Prompt: Return all entries word for word, but drop any images.

BEGIN Records for the task

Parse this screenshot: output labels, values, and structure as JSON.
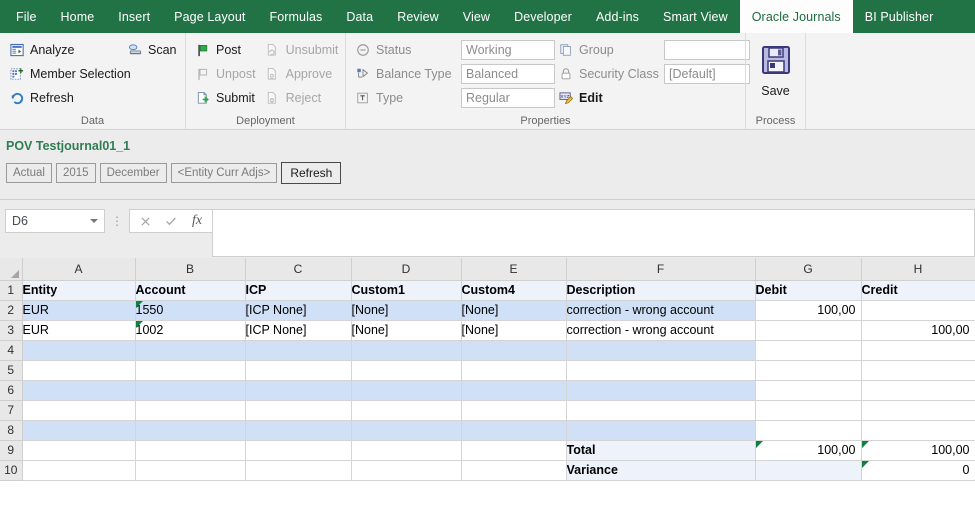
{
  "ribbon": {
    "tabs": [
      {
        "label": "File",
        "active": false
      },
      {
        "label": "Home",
        "active": false
      },
      {
        "label": "Insert",
        "active": false
      },
      {
        "label": "Page Layout",
        "active": false
      },
      {
        "label": "Formulas",
        "active": false
      },
      {
        "label": "Data",
        "active": false
      },
      {
        "label": "Review",
        "active": false
      },
      {
        "label": "View",
        "active": false
      },
      {
        "label": "Developer",
        "active": false
      },
      {
        "label": "Add-ins",
        "active": false
      },
      {
        "label": "Smart View",
        "active": false
      },
      {
        "label": "Oracle Journals",
        "active": true
      },
      {
        "label": "BI Publisher",
        "active": false
      }
    ],
    "accent_color": "#217346",
    "groups": {
      "data": {
        "label": "Data",
        "commands": [
          {
            "label": "Analyze",
            "icon": "analyze-icon",
            "enabled": true
          },
          {
            "label": "Member Selection",
            "icon": "member-selection-icon",
            "enabled": true
          },
          {
            "label": "Refresh",
            "icon": "refresh-icon",
            "enabled": true
          },
          {
            "label": "Scan",
            "icon": "scan-icon",
            "enabled": true
          }
        ]
      },
      "deployment": {
        "label": "Deployment",
        "commands": [
          {
            "label": "Post",
            "icon": "post-flag-icon",
            "enabled": true
          },
          {
            "label": "Unpost",
            "icon": "unpost-flag-icon",
            "enabled": false
          },
          {
            "label": "Submit",
            "icon": "submit-icon",
            "enabled": true
          },
          {
            "label": "Unsubmit",
            "icon": "unsubmit-icon",
            "enabled": false
          },
          {
            "label": "Approve",
            "icon": "approve-icon",
            "enabled": false
          },
          {
            "label": "Reject",
            "icon": "reject-icon",
            "enabled": false
          }
        ]
      },
      "properties": {
        "label": "Properties",
        "fields": [
          {
            "label": "Status",
            "icon": "status-icon",
            "value": "Working"
          },
          {
            "label": "Balance Type",
            "icon": "balance-type-icon",
            "value": "Balanced"
          },
          {
            "label": "Type",
            "icon": "type-icon",
            "value": "Regular"
          },
          {
            "label": "Group",
            "icon": "group-icon",
            "value": ""
          },
          {
            "label": "Security Class",
            "icon": "lock-icon",
            "value": "[Default]"
          }
        ],
        "edit_label": "Edit",
        "edit_icon": "edit-xyz-icon"
      },
      "process": {
        "label": "Process",
        "save_label": "Save",
        "save_icon": "save-floppy-icon"
      }
    }
  },
  "pov": {
    "title": "POV Testjournal01_1",
    "chips": [
      "Actual",
      "2015",
      "December",
      "<Entity Curr Adjs>"
    ],
    "refresh_label": "Refresh"
  },
  "formula_bar": {
    "name_box": "D6",
    "cancel_icon": "cancel-x-icon",
    "confirm_icon": "confirm-check-icon",
    "function_icon": "fx-icon",
    "formula_value": ""
  },
  "sheet": {
    "column_headers": [
      "A",
      "B",
      "C",
      "D",
      "E",
      "F",
      "G",
      "H"
    ],
    "row_headers": [
      "1",
      "2",
      "3",
      "4",
      "5",
      "6",
      "7",
      "8",
      "9",
      "10"
    ],
    "rows": [
      {
        "style": "hdr",
        "cells": [
          {
            "v": "Entity"
          },
          {
            "v": "Account"
          },
          {
            "v": "ICP"
          },
          {
            "v": "Custom1"
          },
          {
            "v": "Custom4"
          },
          {
            "v": "Description"
          },
          {
            "v": "Debit"
          },
          {
            "v": "Credit"
          }
        ]
      },
      {
        "style": "band",
        "cells": [
          {
            "v": "EUR"
          },
          {
            "v": "1550",
            "mark": true
          },
          {
            "v": "[ICP None]"
          },
          {
            "v": "[None]"
          },
          {
            "v": "[None]"
          },
          {
            "v": "correction - wrong account"
          },
          {
            "v": "100,00",
            "num": true,
            "style": "white"
          },
          {
            "v": "",
            "num": true,
            "style": "white"
          }
        ]
      },
      {
        "style": "plain",
        "cells": [
          {
            "v": "EUR"
          },
          {
            "v": "1002",
            "mark": true
          },
          {
            "v": "[ICP None]"
          },
          {
            "v": "[None]"
          },
          {
            "v": "[None]"
          },
          {
            "v": "correction - wrong account"
          },
          {
            "v": "",
            "num": true
          },
          {
            "v": "100,00",
            "num": true
          }
        ]
      },
      {
        "style": "band",
        "cells": [
          {
            "v": ""
          },
          {
            "v": ""
          },
          {
            "v": ""
          },
          {
            "v": ""
          },
          {
            "v": ""
          },
          {
            "v": ""
          },
          {
            "v": "",
            "style": "white"
          },
          {
            "v": "",
            "style": "white"
          }
        ]
      },
      {
        "style": "plain",
        "cells": [
          {
            "v": ""
          },
          {
            "v": ""
          },
          {
            "v": ""
          },
          {
            "v": ""
          },
          {
            "v": ""
          },
          {
            "v": ""
          },
          {
            "v": ""
          },
          {
            "v": ""
          }
        ]
      },
      {
        "style": "band",
        "cells": [
          {
            "v": ""
          },
          {
            "v": ""
          },
          {
            "v": ""
          },
          {
            "v": ""
          },
          {
            "v": ""
          },
          {
            "v": ""
          },
          {
            "v": "",
            "style": "white"
          },
          {
            "v": "",
            "style": "white"
          }
        ]
      },
      {
        "style": "plain",
        "cells": [
          {
            "v": ""
          },
          {
            "v": ""
          },
          {
            "v": ""
          },
          {
            "v": ""
          },
          {
            "v": ""
          },
          {
            "v": ""
          },
          {
            "v": ""
          },
          {
            "v": ""
          }
        ]
      },
      {
        "style": "band",
        "cells": [
          {
            "v": ""
          },
          {
            "v": ""
          },
          {
            "v": ""
          },
          {
            "v": ""
          },
          {
            "v": ""
          },
          {
            "v": ""
          },
          {
            "v": "",
            "style": "white"
          },
          {
            "v": "",
            "style": "white"
          }
        ]
      },
      {
        "style": "plain",
        "cells": [
          {
            "v": ""
          },
          {
            "v": ""
          },
          {
            "v": ""
          },
          {
            "v": ""
          },
          {
            "v": ""
          },
          {
            "v": "Total",
            "style": "tot"
          },
          {
            "v": "100,00",
            "num": true,
            "mark": true
          },
          {
            "v": "100,00",
            "num": true,
            "mark": true
          }
        ]
      },
      {
        "style": "plain",
        "cells": [
          {
            "v": ""
          },
          {
            "v": ""
          },
          {
            "v": ""
          },
          {
            "v": ""
          },
          {
            "v": ""
          },
          {
            "v": "Variance",
            "style": "tot"
          },
          {
            "v": "",
            "num": true,
            "style": "totblank"
          },
          {
            "v": "0",
            "num": true,
            "mark": true
          }
        ]
      }
    ]
  }
}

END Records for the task

Result of the task:
Parse this screenshot: output labels, values, and structure as JSON.
{
  "ribbon": {
    "tabs": [
      {
        "label": "File",
        "active": false
      },
      {
        "label": "Home",
        "active": false
      },
      {
        "label": "Insert",
        "active": false
      },
      {
        "label": "Page Layout",
        "active": false
      },
      {
        "label": "Formulas",
        "active": false
      },
      {
        "label": "Data",
        "active": false
      },
      {
        "label": "Review",
        "active": false
      },
      {
        "label": "View",
        "active": false
      },
      {
        "label": "Developer",
        "active": false
      },
      {
        "label": "Add-ins",
        "active": false
      },
      {
        "label": "Smart View",
        "active": false
      },
      {
        "label": "Oracle Journals",
        "active": true
      },
      {
        "label": "BI Publisher",
        "active": false
      }
    ],
    "accent_color": "#217346",
    "groups": {
      "data": {
        "label": "Data",
        "commands": [
          {
            "label": "Analyze",
            "icon": "analyze-icon",
            "enabled": true
          },
          {
            "label": "Member Selection",
            "icon": "member-selection-icon",
            "enabled": true
          },
          {
            "label": "Refresh",
            "icon": "refresh-icon",
            "enabled": true
          },
          {
            "label": "Scan",
            "icon": "scan-icon",
            "enabled": true
          }
        ]
      },
      "deployment": {
        "label": "Deployment",
        "commands": [
          {
            "label": "Post",
            "icon": "post-flag-icon",
            "enabled": true
          },
          {
            "label": "Unpost",
            "icon": "unpost-flag-icon",
            "enabled": false
          },
          {
            "label": "Submit",
            "icon": "submit-icon",
            "enabled": true
          },
          {
            "label": "Unsubmit",
            "icon": "unsubmit-icon",
            "enabled": false
          },
          {
            "label": "Approve",
            "icon": "approve-icon",
            "enabled": false
          },
          {
            "label": "Reject",
            "icon": "reject-icon",
            "enabled": false
          }
        ]
      },
      "properties": {
        "label": "Properties",
        "fields": [
          {
            "label": "Status",
            "icon": "status-icon",
            "value": "Working"
          },
          {
            "label": "Balance Type",
            "icon": "balance-type-icon",
            "value": "Balanced"
          },
          {
            "label": "Type",
            "icon": "type-icon",
            "value": "Regular"
          },
          {
            "label": "Group",
            "icon": "group-icon",
            "value": ""
          },
          {
            "label": "Security Class",
            "icon": "lock-icon",
            "value": "[Default]"
          }
        ],
        "edit_label": "Edit",
        "edit_icon": "edit-xyz-icon"
      },
      "process": {
        "label": "Process",
        "save_label": "Save",
        "save_icon": "save-floppy-icon"
      }
    }
  },
  "pov": {
    "title": "POV Testjournal01_1",
    "chips": [
      "Actual",
      "2015",
      "December",
      "<Entity Curr Adjs>"
    ],
    "refresh_label": "Refresh"
  },
  "formula_bar": {
    "name_box": "D6",
    "cancel_icon": "cancel-x-icon",
    "confirm_icon": "confirm-check-icon",
    "function_icon": "fx-icon",
    "formula_value": ""
  },
  "sheet": {
    "column_headers": [
      "A",
      "B",
      "C",
      "D",
      "E",
      "F",
      "G",
      "H"
    ],
    "row_headers": [
      "1",
      "2",
      "3",
      "4",
      "5",
      "6",
      "7",
      "8",
      "9",
      "10"
    ],
    "rows": [
      {
        "style": "hdr",
        "cells": [
          {
            "v": "Entity"
          },
          {
            "v": "Account"
          },
          {
            "v": "ICP"
          },
          {
            "v": "Custom1"
          },
          {
            "v": "Custom4"
          },
          {
            "v": "Description"
          },
          {
            "v": "Debit"
          },
          {
            "v": "Credit"
          }
        ]
      },
      {
        "style": "band",
        "cells": [
          {
            "v": "EUR"
          },
          {
            "v": "1550",
            "mark": true
          },
          {
            "v": "[ICP None]"
          },
          {
            "v": "[None]"
          },
          {
            "v": "[None]"
          },
          {
            "v": "correction - wrong account"
          },
          {
            "v": "100,00",
            "num": true,
            "style": "white"
          },
          {
            "v": "",
            "num": true,
            "style": "white"
          }
        ]
      },
      {
        "style": "plain",
        "cells": [
          {
            "v": "EUR"
          },
          {
            "v": "1002",
            "mark": true
          },
          {
            "v": "[ICP None]"
          },
          {
            "v": "[None]"
          },
          {
            "v": "[None]"
          },
          {
            "v": "correction - wrong account"
          },
          {
            "v": "",
            "num": true
          },
          {
            "v": "100,00",
            "num": true
          }
        ]
      },
      {
        "style": "band",
        "cells": [
          {
            "v": ""
          },
          {
            "v": ""
          },
          {
            "v": ""
          },
          {
            "v": ""
          },
          {
            "v": ""
          },
          {
            "v": ""
          },
          {
            "v": "",
            "style": "white"
          },
          {
            "v": "",
            "style": "white"
          }
        ]
      },
      {
        "style": "plain",
        "cells": [
          {
            "v": ""
          },
          {
            "v": ""
          },
          {
            "v": ""
          },
          {
            "v": ""
          },
          {
            "v": ""
          },
          {
            "v": ""
          },
          {
            "v": ""
          },
          {
            "v": ""
          }
        ]
      },
      {
        "style": "band",
        "cells": [
          {
            "v": ""
          },
          {
            "v": ""
          },
          {
            "v": ""
          },
          {
            "v": ""
          },
          {
            "v": ""
          },
          {
            "v": ""
          },
          {
            "v": "",
            "style": "white"
          },
          {
            "v": "",
            "style": "white"
          }
        ]
      },
      {
        "style": "plain",
        "cells": [
          {
            "v": ""
          },
          {
            "v": ""
          },
          {
            "v": ""
          },
          {
            "v": ""
          },
          {
            "v": ""
          },
          {
            "v": ""
          },
          {
            "v": ""
          },
          {
            "v": ""
          }
        ]
      },
      {
        "style": "band",
        "cells": [
          {
            "v": ""
          },
          {
            "v": ""
          },
          {
            "v": ""
          },
          {
            "v": ""
          },
          {
            "v": ""
          },
          {
            "v": ""
          },
          {
            "v": "",
            "style": "white"
          },
          {
            "v": "",
            "style": "white"
          }
        ]
      },
      {
        "style": "plain",
        "cells": [
          {
            "v": ""
          },
          {
            "v": ""
          },
          {
            "v": ""
          },
          {
            "v": ""
          },
          {
            "v": ""
          },
          {
            "v": "Total",
            "style": "tot"
          },
          {
            "v": "100,00",
            "num": true,
            "mark": true
          },
          {
            "v": "100,00",
            "num": true,
            "mark": true
          }
        ]
      },
      {
        "style": "plain",
        "cells": [
          {
            "v": ""
          },
          {
            "v": ""
          },
          {
            "v": ""
          },
          {
            "v": ""
          },
          {
            "v": ""
          },
          {
            "v": "Variance",
            "style": "tot"
          },
          {
            "v": "",
            "num": true,
            "style": "totblank"
          },
          {
            "v": "0",
            "num": true,
            "mark": true
          }
        ]
      }
    ]
  }
}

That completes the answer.